The performance, devoid of pacing, range, tempo, or melody, is instead an onslaught of rage, rebellion, and release, which is relentlessly ragged throughout the set. Despite this, and the fact that Sid Vicious' bass was little more than a prop, the group seethes with an undeniable raw energy and raises contempt for an audience to a new, almost artistic level. Shouts of "fuck you" and projectiles being hurled at the stage are taken as encouragement, confirming the purpose of this performance.
The group expresses total contempt for their audience and demand the same in return. Despite all this, guitarist Steve Jones and drummer Paul Cook are extraordinary, literally carrying all the musical weight on their shoulders alone. They are the driving force here and what they lack in technical ability, they more than make up for in raw energy. It is Jones' monstrous guitar sound and Cook's pummeling unadorned drumming that provides the sonic onslaught over which Rotten can snarl his vitriolic lyrics.
The audience responds with insults and by hurling objects at the stage, which the group encourages throughout the performance. They kick off the set with their signature song, "God Save The Queen," a seething attack on the British monarchy. Loud and uncoordinated due in part to stage monitor issues that plague the entire set this song actually comes across as a curious form of British patriotism. Although not nearly as shocking in retrospect, these songs were all breaking new ground at the time and Rotten's vocal delivery was creating the mold for countless punk singers to follow.
Amidst the onslaught of debris being hurled at the stage, which included coins intended to inflict pain on Rotten, he is undaunted and provokes even more of this behavior by saying, "Any more presents?
Here Rotten denounces a society that forces its women to seek illegal and potentially life-threatening abortions. Drummer Paul Cook next leads the way into a chaotic "Holidays In The Sun," which begins with an annoyingly long repetitive thud of his bass drum, but when the Pistols launch into the song proper, it is remarkably well played, with even Vicious managing to contribute to the unstoppable force.
Continuing to provoke the audience, Rotten next inquires "What just hit me in the head? They wind the audience into a final frenzy with the anthemic "Pretty Vacant," followed by further inquiries from Rotten, who exclaims, "What's it like to have bad taste? One might expect the group to leave the audience totally frustrated, by refusing to do an encore, but amidst roars for more, the Pistols return to the stage and launch into a cover of the Stooges' "No Fun.
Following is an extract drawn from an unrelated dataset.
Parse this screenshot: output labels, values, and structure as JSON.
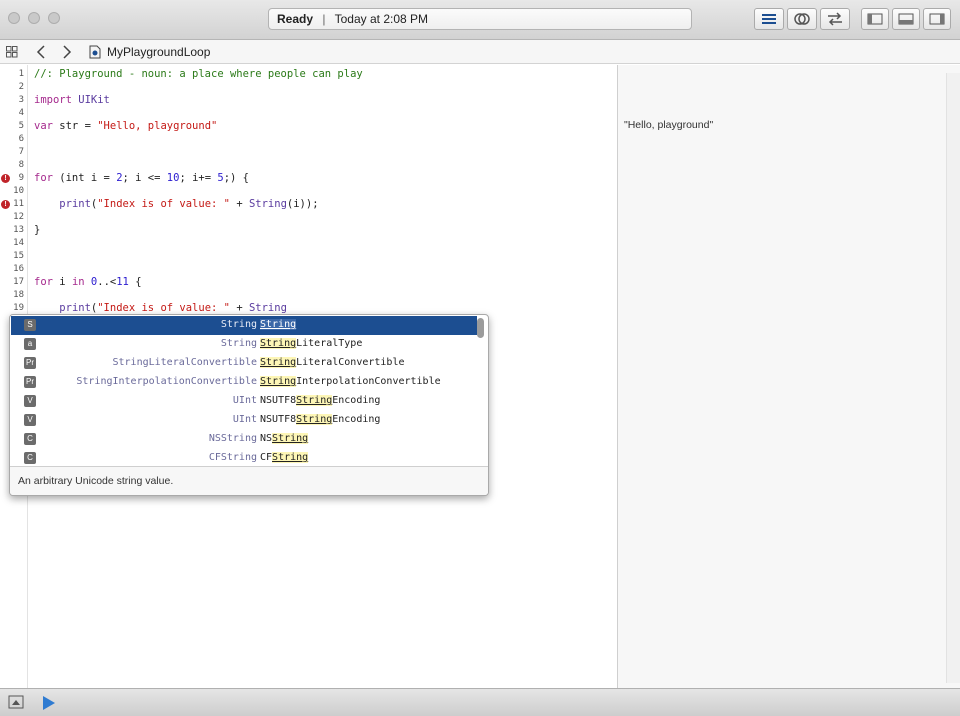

The song comes to an abrupt halt and in his most insinuating manner, Rotten poses the question that has by now become infamous, "Ever get the feeling you've been cheated? These were true anarchists who were revolting against conformity and they were prepared to fight their way out of the social injustice and economic oppression surrounding them in Britain. Unlike everything that came before them, their music was clearly focused on destruction, anarchy, and chaos in a literal sense and not as any popular trend.
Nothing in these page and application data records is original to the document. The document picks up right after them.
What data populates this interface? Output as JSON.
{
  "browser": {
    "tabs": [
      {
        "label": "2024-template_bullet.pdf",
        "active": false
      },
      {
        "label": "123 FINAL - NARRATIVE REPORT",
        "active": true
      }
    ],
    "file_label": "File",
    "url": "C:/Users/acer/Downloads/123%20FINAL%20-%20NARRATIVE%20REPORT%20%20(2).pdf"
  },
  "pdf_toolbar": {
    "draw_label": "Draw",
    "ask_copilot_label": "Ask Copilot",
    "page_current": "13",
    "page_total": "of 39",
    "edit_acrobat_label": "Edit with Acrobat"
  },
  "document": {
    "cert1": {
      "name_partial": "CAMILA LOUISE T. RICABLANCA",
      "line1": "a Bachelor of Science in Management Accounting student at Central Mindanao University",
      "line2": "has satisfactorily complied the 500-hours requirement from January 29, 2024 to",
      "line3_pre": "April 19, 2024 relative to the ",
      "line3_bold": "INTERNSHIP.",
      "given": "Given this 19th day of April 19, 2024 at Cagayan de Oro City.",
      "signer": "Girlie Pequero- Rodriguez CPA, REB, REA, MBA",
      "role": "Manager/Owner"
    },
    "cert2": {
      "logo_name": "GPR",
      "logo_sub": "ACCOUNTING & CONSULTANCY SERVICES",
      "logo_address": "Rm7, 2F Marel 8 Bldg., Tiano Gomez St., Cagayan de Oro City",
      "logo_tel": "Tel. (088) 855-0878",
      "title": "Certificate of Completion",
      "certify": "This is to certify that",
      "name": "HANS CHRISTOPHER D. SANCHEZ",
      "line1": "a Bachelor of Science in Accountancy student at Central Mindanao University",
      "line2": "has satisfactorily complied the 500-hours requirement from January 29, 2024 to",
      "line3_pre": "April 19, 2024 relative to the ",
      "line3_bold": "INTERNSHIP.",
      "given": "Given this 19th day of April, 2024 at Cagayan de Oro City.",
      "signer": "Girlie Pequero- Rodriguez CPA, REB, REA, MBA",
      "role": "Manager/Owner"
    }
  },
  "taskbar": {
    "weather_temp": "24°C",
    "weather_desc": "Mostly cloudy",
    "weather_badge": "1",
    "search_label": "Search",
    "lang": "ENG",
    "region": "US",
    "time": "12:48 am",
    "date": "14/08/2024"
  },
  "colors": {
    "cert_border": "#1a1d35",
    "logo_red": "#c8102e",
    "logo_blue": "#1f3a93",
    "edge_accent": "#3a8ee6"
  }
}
Despite releasing only one album during this tumultuous era, the Sex Pistols created one of the great paradigm shifts in modern music, forever changing the landscape of the music industry.